Starfish are not actually a fish at all , but are animals belonging
to the Phylum Echinodermata, and are further divided into two classes
Asteroidea(sea stars) and Ophiuroidea(brittle stars). Although starfish
are thought to be passive they can be quite a voracious predator under the sea.
Starfish feed primarily on mollusks and other echinoderms.
While starfish are commonly represented as having only 5 legs ,
there are some that exhibit many more.
If you have a young child, then here's a nice bedtime story to
read them instead of buying a starfish
ONCE UPON A TIME......
The Lonely Starfish
Read about The Starfish Nervous System
Starfish are unusual among animals for a variety of reasons.
One important reason is their radial symmetry
— they don't have a "front" or "back" end. Probably for this reason, they
haven't concentrated the tissues of their nervous system into any kind of central body
— that is, they have no brain.
The central nervous system of a starfish consists of a radial nerve running
the length of each ray and a circumoral ("around the mouth") nerve ring
that connects the radial nerves. Contrary to what you might expect,
the nerve ring doesn't seem equipped to do any kind of processing of information.
Instead, all the sensory information must go to the radial nerves, any memories
must be stored in the radial nerves, and any decisions about what to do must be
made in the radial nerves. And somehow, the five different radial nerves must
coordinate those decisions if the starfish is going to get anywhere.
Fun Alternatives: READ ON ...
The best theory is that some sensory information is shared between the
different rays (it is unclear how much, or how far it goes), and that the rays
can inhibit each other — that is, one ray can take charge of the whole starfish
for a time. When moving, this seems likely to be the arm in front of the starfish.
When trying to locate an odor, the ray sensing the odor most intensely seems
to be the one which takes charge, directing movement in its own direction.
Despite this odd arrangement, starfish seem to get along fine.
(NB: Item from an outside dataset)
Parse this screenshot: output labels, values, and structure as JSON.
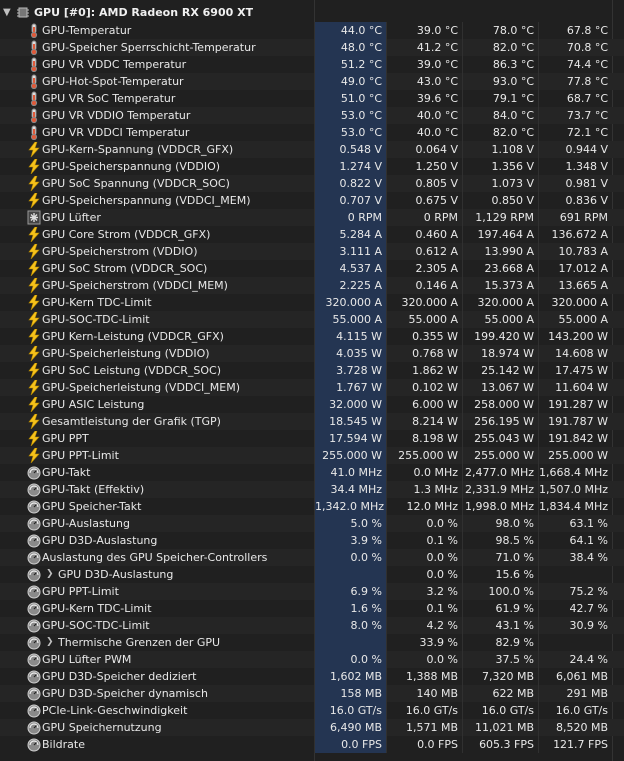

Not only can they
locate food and mates, they also can learn to associate particular textures of substrate
(gravel vs. sand, for example) or levels of illumination (light or dark) with the presence
of food. (Feeding behaviors are the easiest to train and observe, so most learning
experiments have concentrated on these.) They also can distinguish different odors
and learn to ignore those which are not associated with food. (In these experiments,
the researchers gave clay tablets the smell of the starfish's normal prey and found
that the starfish quickly learned to ignore them.) Their ability to thrive with such an
odd nervous system is a reminder that our way of thinking may not be the only way.
What have poor star fish got to do with
Poor little sods!
Die then dyed, then flung into a container
for tourists to ponder if u will make a nice prezzie
or end up on their bathroom wall?
"Well if your good children, we can see the creepy crawlies and snakes!"
Don't stick your hands in the glass containers!
I think it cruel to imprison any living thing for humans to gawk at!
Better to see them in the wild!
I mean not to meet them face to face, but let them
live in their natural habitats!
I suppose if showing them to humans and they are looked after in the best
possible way to cope with their needs and it hightens peoples respect for
them and more people will make sure these creatures don't become extinct,
then keeping some captive might be a 'necessary evil'?